6

I read from the documentation that the behavior of distributing a lock requested by many connections after RELEASE_LOCK is called from the connection holding the lock is undefined. I was curious: say I have one procedure p1 which requests a lock with GET_LOCK("lock", 0); so that multiple calls to this procedure don't interfere with each other. The procedure releases the lock before terminating. I have another procedure p2 which requests a lock using GET_LOCK("lock", 10);.

Suppose there is a flood of calls to p1, and somewhere in the middle, p2 is called, like this:

...
CALL p1();
CALL p1();
CALL p2();
CALL p1();
#lock released here from first p1() call: who gets it?
...

Theoretically, the second procedure shouldn't be affected much: it waits for the lock to be released and since GET_LOCK in p1 has a timeout of 0, p2 should be the only one requesting the lock when it is released. However, I don't think I can expect this ideal behavior to be true. GET_LOCK from the first procedure ends up taking some small but non-zero amount of time of course, and since the lock isn't assigned in order of request, is its possible for the lock to be passed down successive calls to p1 and p2 has to wait?

1 Answer 1

4

OBSERVATIONS

In your question, you said

I read from the documentation that the behaviour of distributing a lock requested by many connections after RELEASE_LOCK is called from the connection holding the lock is undefined.

You are overlooking something far more basic

MySQL Documentation clear says the following on GET_LOCK()

A negative timeout value means infinite timeout.

If multiple clients are waiting for a lock, the order in which they will acquire it is undefined. Applications should not assume that clients will acquire the lock in the same order that they issued the lock requests.

The Documentation says nothing about a zero(0) timeout value. Thus, that behavior, in itself, is simplified. If it acquires the lock, it immediately returns 1. If it does not acquire the lock, it immediately returns zero(0).

You said p2 has a 10-second timeout (because you said you are using GET_LOCK("lock",10)).

If you are expecting p1() to pause execution, using a non-positive will not accomplish this.

SUGGESTION

You may want to execute a loop in your Stored Procedure to attempt to acquire the lock with some arbitrary number of seconds to pause between lock attempts:

SET @seconds_to_pause = 5;
SET @lock_acquired = GET_LOCK('lock',0);
WHILE @lock_acquired = 0 DO
    SET @x = SLEEP(@seconds_to_pause);
    SET @lock_acquired = GET_LOCK('lock',0);
END WHILE;

Give it a Try !!

YOUR ORIGINAL QUESTION

is it possible for the lock to be passed down successive calls to p1 and p2 has to wait?

If you do not have a loop to acquired the lock as I suggested,the answer would have to be no.

1
  • Useful information, thanks! My question was more hypothetical than with intent however. I don't want p1 to pause execution; the behaviour you described is what I'd expect.

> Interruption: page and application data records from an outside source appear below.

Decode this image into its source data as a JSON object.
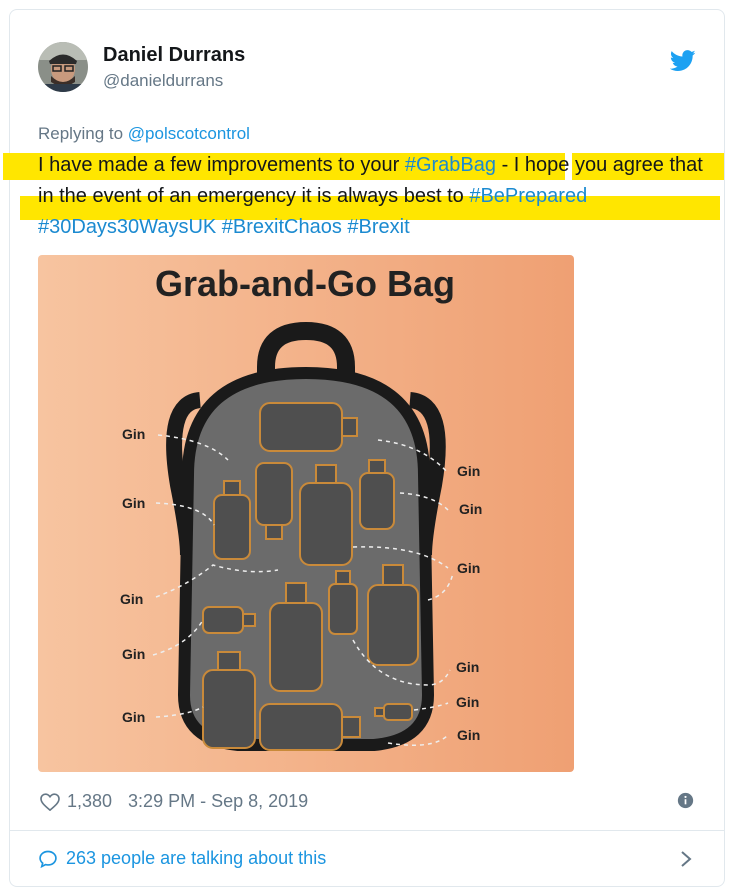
{
  "user": {
    "name": "Daniel Durrans",
    "handle": "@danieldurrans"
  },
  "reply": {
    "prefix": "Replying to ",
    "to": "@polscotcontrol"
  },
  "tweet": {
    "t1": "I have made a few improvements to your ",
    "tag1": "#GrabBag",
    "t2": " - I hope you agree that in the event of an emergency it is always best to ",
    "tag2": "#BePrepared",
    "tag3": "#30Days30WaysUK",
    "tag4": "#BrexitChaos",
    "tag5": "#Brexit"
  },
  "image": {
    "title": "Grab-and-Go Bag",
    "label": "Gin",
    "colors": {
      "bg_light": "#f7c7a2",
      "bg_dark": "#efa071",
      "bag": "#6b6b6b",
      "bottle": "#4f4f4f",
      "outline": "#c98a3a"
    }
  },
  "meta": {
    "likes": "1,380",
    "timestamp": "3:29 PM - Sep 8, 2019"
  },
  "footer": {
    "talking": "263 people are talking about this"
  },
  "colors": {
    "link": "#1b95e0",
    "highlight": "#ffe600",
    "muted": "#657786"
  }
}
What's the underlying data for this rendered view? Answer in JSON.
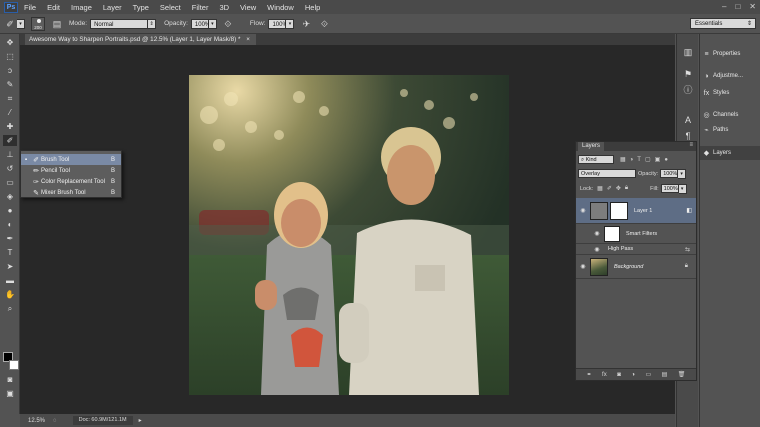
{
  "menu": {
    "logo": "Ps",
    "items": [
      "File",
      "Edit",
      "Image",
      "Layer",
      "Type",
      "Select",
      "Filter",
      "3D",
      "View",
      "Window",
      "Help"
    ],
    "window_controls": [
      "–",
      "□",
      "✕"
    ]
  },
  "options": {
    "brush_size": "200",
    "mode_label": "Mode:",
    "mode_value": "Normal",
    "opacity_label": "Opacity:",
    "opacity_value": "100%",
    "flow_label": "Flow:",
    "flow_value": "100%",
    "workspace": "Essentials"
  },
  "document": {
    "tab_title": "Awesome Way to Sharpen Portraits.psd @ 12.5% (Layer 1, Layer Mask/8) *",
    "close": "×"
  },
  "tools": [
    {
      "name": "move-tool-icon",
      "glyph": "✥"
    },
    {
      "name": "marquee-tool-icon",
      "glyph": "⬚"
    },
    {
      "name": "lasso-tool-icon",
      "glyph": "ↄ"
    },
    {
      "name": "quick-select-tool-icon",
      "glyph": "✎"
    },
    {
      "name": "crop-tool-icon",
      "glyph": "⌗"
    },
    {
      "name": "eyedropper-tool-icon",
      "glyph": "⁄"
    },
    {
      "name": "healing-tool-icon",
      "glyph": "✚"
    },
    {
      "name": "brush-tool-icon",
      "glyph": "✐",
      "active": true
    },
    {
      "name": "clone-stamp-tool-icon",
      "glyph": "⊥"
    },
    {
      "name": "history-brush-tool-icon",
      "glyph": "↺"
    },
    {
      "name": "eraser-tool-icon",
      "glyph": "▭"
    },
    {
      "name": "paint-bucket-tool-icon",
      "glyph": "◈"
    },
    {
      "name": "blur-tool-icon",
      "glyph": "●"
    },
    {
      "name": "dodge-tool-icon",
      "glyph": "◐"
    },
    {
      "name": "pen-tool-icon",
      "glyph": "✒"
    },
    {
      "name": "type-tool-icon",
      "glyph": "T"
    },
    {
      "name": "path-select-tool-icon",
      "glyph": "➤"
    },
    {
      "name": "shape-tool-icon",
      "glyph": "▬"
    },
    {
      "name": "hand-tool-icon",
      "glyph": "✋"
    },
    {
      "name": "zoom-tool-icon",
      "glyph": "⌕"
    }
  ],
  "flyout": {
    "items": [
      {
        "label": "Brush Tool",
        "key": "B",
        "glyph": "✐",
        "selected": true
      },
      {
        "label": "Pencil Tool",
        "key": "B",
        "glyph": "✏"
      },
      {
        "label": "Color Replacement Tool",
        "key": "B",
        "glyph": "✑"
      },
      {
        "label": "Mixer Brush Tool",
        "key": "B",
        "glyph": "✎"
      }
    ]
  },
  "status": {
    "zoom": "12.5%",
    "doc_info": "Doc: 60.9M/121.1M"
  },
  "dock_panels": [
    {
      "label": "Properties",
      "glyph": "≡"
    },
    {
      "label": "Adjustme...",
      "glyph": "◑"
    },
    {
      "label": "Styles",
      "glyph": "fx"
    },
    {
      "label": "Channels",
      "glyph": "◎"
    },
    {
      "label": "Paths",
      "glyph": "⌁"
    },
    {
      "label": "Layers",
      "glyph": "◆",
      "active": true
    }
  ],
  "layers_panel": {
    "tab": "Layers",
    "kind_label": "Kind",
    "blend_mode": "Overlay",
    "opacity_label": "Opacity:",
    "opacity_value": "100%",
    "lock_label": "Lock:",
    "fill_label": "Fill:",
    "fill_value": "100%",
    "layers": [
      {
        "name": "Layer 1",
        "selected": true
      },
      {
        "name": "Smart Filters"
      },
      {
        "name": "High Pass"
      },
      {
        "name": "Background"
      }
    ]
  },
  "colors": {
    "accent_select": "#5e6d85",
    "foreground": "#000000",
    "background": "#ffffff"
  }
}
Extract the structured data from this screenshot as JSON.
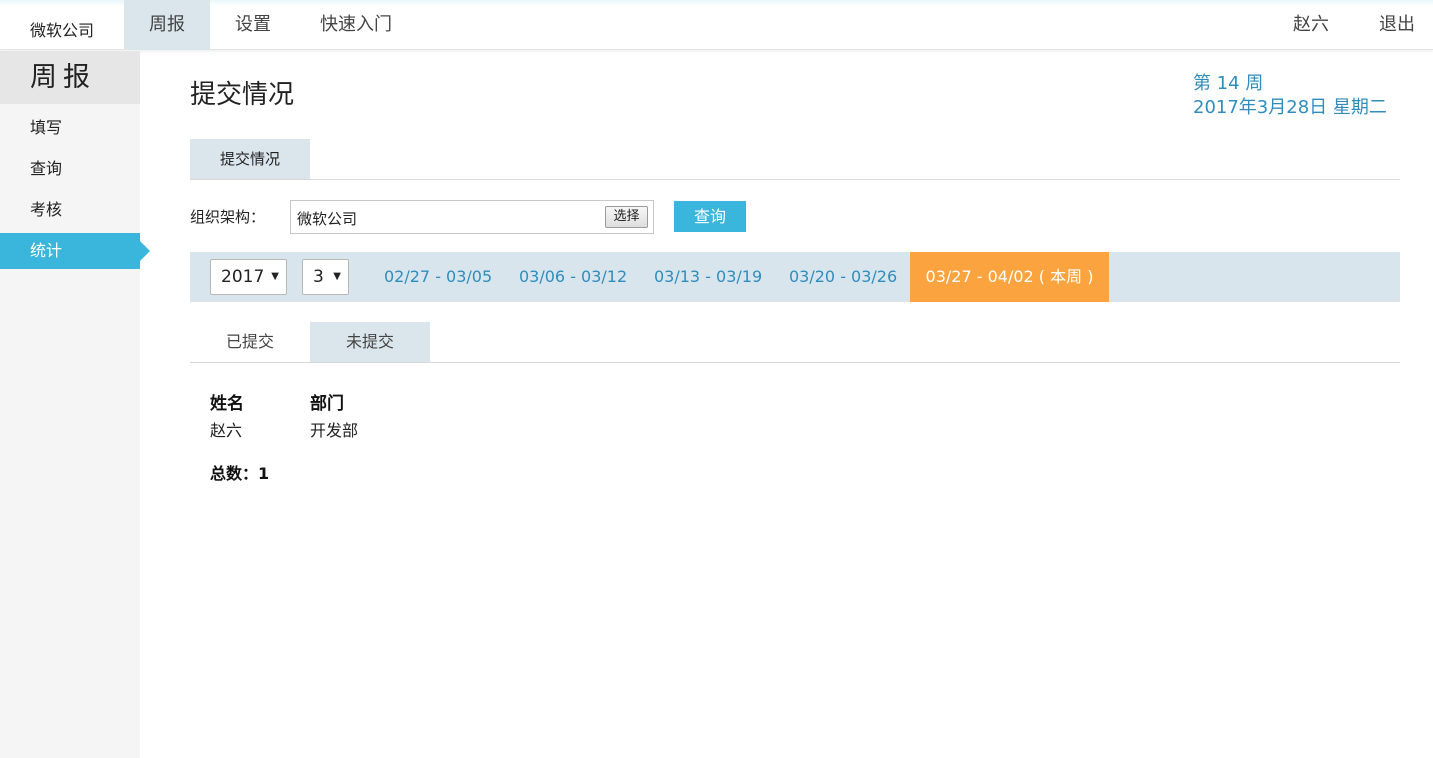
{
  "topbar": {
    "brand": "微软公司",
    "nav": {
      "weekly": "周报",
      "settings": "设置",
      "quickstart": "快速入门"
    },
    "user": "赵六",
    "logout": "退出"
  },
  "sidebar": {
    "title": "周报",
    "items": [
      {
        "label": "填写"
      },
      {
        "label": "查询"
      },
      {
        "label": "考核"
      },
      {
        "label": "统计",
        "active": true
      }
    ]
  },
  "main": {
    "page_title": "提交情况",
    "week_number": "第 14 周",
    "current_date": "2017年3月28日 星期二",
    "tab": "提交情况",
    "org": {
      "label": "组织架构：",
      "value": "微软公司",
      "select_label": "选择"
    },
    "query_label": "查询",
    "year": "2017",
    "month": "3",
    "weeks": [
      "02/27 - 03/05",
      "03/06 - 03/12",
      "03/13 - 03/19",
      "03/20 - 03/26"
    ],
    "current_week": "03/27 - 04/02 ( 本周 )",
    "status_tabs": {
      "submitted": "已提交",
      "unsubmitted": "未提交"
    },
    "table": {
      "headers": [
        "姓名",
        "部门"
      ],
      "rows": [
        [
          "赵六",
          "开发部"
        ]
      ]
    },
    "total": "总数：1"
  },
  "colors": {
    "accent": "#3ab6dc",
    "link": "#2f8dbd",
    "current_week": "#fba33e",
    "tab_bg": "#dbe6ec"
  }
}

I was wondering whether it was even possible for a GET_LOCK('lock', 0) to be called at just the right time as to compete with a pending GET_LOCK('lock', 10) when 'lock' is released.
    – concat
    Jan 11, 2015 at 4:49

Your Answer

By clicking “Post Your Answer”, you agree to our terms of service and acknowledge you have read our privacy policy.

Not the answer you're looking for? Browse other questions tagged or ask your own question.